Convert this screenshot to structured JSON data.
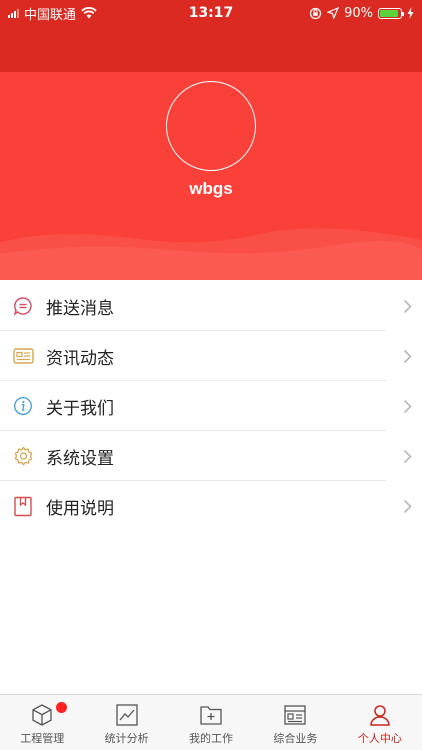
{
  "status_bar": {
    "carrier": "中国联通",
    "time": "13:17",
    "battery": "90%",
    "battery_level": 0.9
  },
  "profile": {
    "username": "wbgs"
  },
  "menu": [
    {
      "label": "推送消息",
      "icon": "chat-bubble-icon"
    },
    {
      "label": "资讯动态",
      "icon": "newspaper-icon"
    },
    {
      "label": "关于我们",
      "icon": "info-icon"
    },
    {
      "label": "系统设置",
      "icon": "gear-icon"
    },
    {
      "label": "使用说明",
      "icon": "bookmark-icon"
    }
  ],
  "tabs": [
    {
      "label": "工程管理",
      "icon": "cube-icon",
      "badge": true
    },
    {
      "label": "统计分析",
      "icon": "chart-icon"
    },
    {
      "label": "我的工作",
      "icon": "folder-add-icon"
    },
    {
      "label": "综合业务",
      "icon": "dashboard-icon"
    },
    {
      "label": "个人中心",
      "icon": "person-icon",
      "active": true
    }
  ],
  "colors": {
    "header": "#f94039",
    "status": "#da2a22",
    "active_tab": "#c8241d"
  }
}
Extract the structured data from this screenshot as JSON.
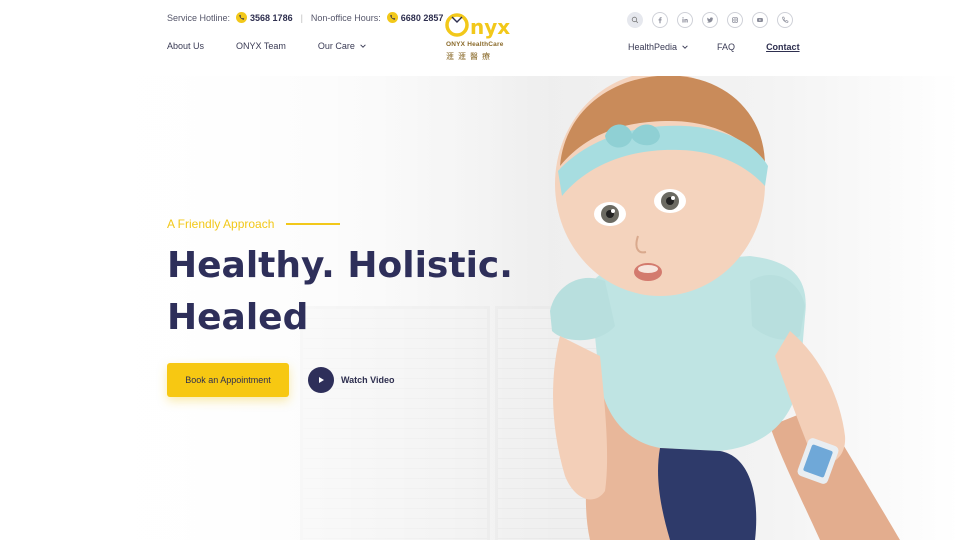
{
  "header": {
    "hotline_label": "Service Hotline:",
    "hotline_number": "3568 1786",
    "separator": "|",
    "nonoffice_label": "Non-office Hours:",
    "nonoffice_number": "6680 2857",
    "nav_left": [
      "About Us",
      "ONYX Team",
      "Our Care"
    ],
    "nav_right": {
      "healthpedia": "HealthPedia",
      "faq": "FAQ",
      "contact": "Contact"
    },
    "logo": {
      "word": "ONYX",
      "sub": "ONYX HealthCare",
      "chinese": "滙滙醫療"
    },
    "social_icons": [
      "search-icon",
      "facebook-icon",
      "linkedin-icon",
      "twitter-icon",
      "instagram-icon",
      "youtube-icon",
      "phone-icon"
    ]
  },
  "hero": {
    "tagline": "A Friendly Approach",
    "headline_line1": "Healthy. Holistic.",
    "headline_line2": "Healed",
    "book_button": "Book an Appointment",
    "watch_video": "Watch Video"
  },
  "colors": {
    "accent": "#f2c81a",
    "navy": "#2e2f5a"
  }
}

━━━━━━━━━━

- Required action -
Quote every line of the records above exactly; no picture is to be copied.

- Solution to the exercise -
Convert this screenshot to structured JSON data.
{
  "status_bar": {
    "carrier": "中国联通",
    "time": "13:17",
    "battery": "90%",
    "battery_level": 0.9
  },
  "profile": {
    "username": "wbgs"
  },
  "menu": [
    {
      "label": "推送消息",
      "icon": "chat-bubble-icon"
    },
    {
      "label": "资讯动态",
      "icon": "newspaper-icon"
    },
    {
      "label": "关于我们",
      "icon": "info-icon"
    },
    {
      "label": "系统设置",
      "icon": "gear-icon"
    },
    {
      "label": "使用说明",
      "icon": "bookmark-icon"
    }
  ],
  "tabs": [
    {
      "label": "工程管理",
      "icon": "cube-icon",
      "badge": true
    },
    {
      "label": "统计分析",
      "icon": "chart-icon"
    },
    {
      "label": "我的工作",
      "icon": "folder-add-icon"
    },
    {
      "label": "综合业务",
      "icon": "dashboard-icon"
    },
    {
      "label": "个人中心",
      "icon": "person-icon",
      "active": true
    }
  ],
  "colors": {
    "header": "#f94039",
    "status": "#da2a22",
    "active_tab": "#c8241d"
  }
}
Extract the structured data from this screenshot as JSON.
{
  "header": {
    "hotline_label": "Service Hotline:",
    "hotline_number": "3568 1786",
    "separator": "|",
    "nonoffice_label": "Non-office Hours:",
    "nonoffice_number": "6680 2857",
    "nav_left": [
      "About Us",
      "ONYX Team",
      "Our Care"
    ],
    "nav_right": {
      "healthpedia": "HealthPedia",
      "faq": "FAQ",
      "contact": "Contact"
    },
    "logo": {
      "word": "ONYX",
      "sub": "ONYX HealthCare",
      "chinese": "滙滙醫療"
    },
    "social_icons": [
      "search-icon",
      "facebook-icon",
      "linkedin-icon",
      "twitter-icon",
      "instagram-icon",
      "youtube-icon",
      "phone-icon"
    ]
  },
  "hero": {
    "tagline": "A Friendly Approach",
    "headline_line1": "Healthy. Holistic.",
    "headline_line2": "Healed",
    "book_button": "Book an Appointment",
    "watch_video": "Watch Video"
  },
  "colors": {
    "accent": "#f2c81a",
    "navy": "#2e2f5a"
  }
}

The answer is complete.